Or is there some other explanation for the fact that, according to a widely reported Redfin study, celeb-owned properties sit on the market for “about 36 days longer than other homes and they usually sell for less than the original asking price,” and in some cases for less than the amount they purchased it for?
One theory posited by Redfin is that, during their period of homeownership, celebrities tend to think less about resale value than about satisfying their own, possibly unusual, tastes. If they want a basketball court in the basement, so be it.
Another theory is that the privacy that major stars in the world of sports, movies, music, and so on must maintain–and the fear of being overrun by curious “looky-lous”–makes it difficult to open the house up to visitors. (Agents for buyers must convince the selling agent that the buyers are serious, and sometimes put them through a screening process.)
It’s bad enough to be an ordinary homeowner wondering about whether the open-house visitors will steal your prescription pills: Imagine worrying about whether visitors will not only steal the pills, but go to the media about what meds you’re on! (See “Theft During House Showing: What Can We Do?” for more on this issue.)
Still, bemoaning the inability to hold open houses is rather ironic, when you consider how much ink the real estate industry has spilled about whether open houses are actually worth the time and effort.
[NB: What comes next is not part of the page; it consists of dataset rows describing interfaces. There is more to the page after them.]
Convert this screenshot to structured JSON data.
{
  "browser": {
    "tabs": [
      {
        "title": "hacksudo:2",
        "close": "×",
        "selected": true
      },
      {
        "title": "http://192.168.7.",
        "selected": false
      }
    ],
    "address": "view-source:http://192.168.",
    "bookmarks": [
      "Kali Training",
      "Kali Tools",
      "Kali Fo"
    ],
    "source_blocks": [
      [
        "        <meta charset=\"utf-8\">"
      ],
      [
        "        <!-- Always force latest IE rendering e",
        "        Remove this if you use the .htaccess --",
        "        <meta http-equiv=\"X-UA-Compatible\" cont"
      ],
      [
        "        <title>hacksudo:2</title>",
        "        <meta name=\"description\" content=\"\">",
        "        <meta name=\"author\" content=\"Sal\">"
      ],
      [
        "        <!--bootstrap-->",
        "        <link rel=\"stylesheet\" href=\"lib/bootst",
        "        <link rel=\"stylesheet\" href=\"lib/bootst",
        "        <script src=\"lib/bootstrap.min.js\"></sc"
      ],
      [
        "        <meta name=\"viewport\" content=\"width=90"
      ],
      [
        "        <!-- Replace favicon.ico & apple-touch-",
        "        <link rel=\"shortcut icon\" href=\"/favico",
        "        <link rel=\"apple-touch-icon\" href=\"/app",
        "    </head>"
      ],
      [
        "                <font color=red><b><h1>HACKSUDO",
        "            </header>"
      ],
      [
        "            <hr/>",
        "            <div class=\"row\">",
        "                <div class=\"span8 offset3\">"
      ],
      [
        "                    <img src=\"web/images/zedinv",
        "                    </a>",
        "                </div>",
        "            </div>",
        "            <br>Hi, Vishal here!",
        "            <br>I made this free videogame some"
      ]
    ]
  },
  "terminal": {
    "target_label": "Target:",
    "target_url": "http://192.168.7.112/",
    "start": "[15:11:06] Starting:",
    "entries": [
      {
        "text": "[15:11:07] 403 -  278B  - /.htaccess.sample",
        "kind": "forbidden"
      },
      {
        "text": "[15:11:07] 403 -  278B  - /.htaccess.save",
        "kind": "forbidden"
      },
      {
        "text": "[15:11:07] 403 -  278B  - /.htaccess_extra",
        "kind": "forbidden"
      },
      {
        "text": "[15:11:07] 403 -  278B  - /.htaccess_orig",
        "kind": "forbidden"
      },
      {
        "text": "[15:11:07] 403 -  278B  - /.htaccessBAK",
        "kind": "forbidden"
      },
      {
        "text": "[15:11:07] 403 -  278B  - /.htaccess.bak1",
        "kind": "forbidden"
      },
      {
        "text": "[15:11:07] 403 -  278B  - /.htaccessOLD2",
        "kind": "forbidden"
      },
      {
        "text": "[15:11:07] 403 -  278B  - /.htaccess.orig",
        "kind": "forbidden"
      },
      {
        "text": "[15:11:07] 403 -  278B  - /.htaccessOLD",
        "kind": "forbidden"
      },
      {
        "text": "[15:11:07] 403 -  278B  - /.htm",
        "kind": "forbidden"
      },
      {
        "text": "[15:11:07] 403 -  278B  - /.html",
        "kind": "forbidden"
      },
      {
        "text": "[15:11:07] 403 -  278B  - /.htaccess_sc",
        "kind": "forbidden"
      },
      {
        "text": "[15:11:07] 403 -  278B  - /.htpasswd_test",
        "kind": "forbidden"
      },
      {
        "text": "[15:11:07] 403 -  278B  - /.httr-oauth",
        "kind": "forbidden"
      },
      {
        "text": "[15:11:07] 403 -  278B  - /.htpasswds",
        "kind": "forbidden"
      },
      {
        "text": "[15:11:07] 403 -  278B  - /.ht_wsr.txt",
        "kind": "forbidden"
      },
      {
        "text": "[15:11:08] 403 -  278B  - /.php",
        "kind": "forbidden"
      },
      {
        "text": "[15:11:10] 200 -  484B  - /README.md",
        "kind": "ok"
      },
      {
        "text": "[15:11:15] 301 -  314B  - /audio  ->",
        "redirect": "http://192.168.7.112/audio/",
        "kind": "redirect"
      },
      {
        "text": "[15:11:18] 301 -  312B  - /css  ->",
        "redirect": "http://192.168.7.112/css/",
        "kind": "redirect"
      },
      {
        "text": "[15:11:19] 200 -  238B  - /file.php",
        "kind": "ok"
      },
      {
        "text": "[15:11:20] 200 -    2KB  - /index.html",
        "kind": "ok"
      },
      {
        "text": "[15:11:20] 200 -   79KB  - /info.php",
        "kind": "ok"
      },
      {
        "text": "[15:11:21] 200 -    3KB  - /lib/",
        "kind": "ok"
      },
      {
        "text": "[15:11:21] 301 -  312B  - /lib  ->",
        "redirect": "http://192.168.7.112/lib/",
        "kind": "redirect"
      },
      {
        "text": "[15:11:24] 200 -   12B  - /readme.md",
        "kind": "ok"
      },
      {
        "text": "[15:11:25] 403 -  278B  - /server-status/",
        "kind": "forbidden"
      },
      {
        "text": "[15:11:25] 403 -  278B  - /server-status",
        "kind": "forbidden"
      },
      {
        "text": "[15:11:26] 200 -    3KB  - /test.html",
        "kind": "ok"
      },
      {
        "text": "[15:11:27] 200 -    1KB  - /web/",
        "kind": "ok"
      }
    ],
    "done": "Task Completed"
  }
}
So if you’re a nobody, you might as well revel in your nobody-ness, open your house to the public, and enjoy the benefits of having a stream of visitors.
For more tips and strategies, see Selling Your Home: Nolo’s Essential Guide.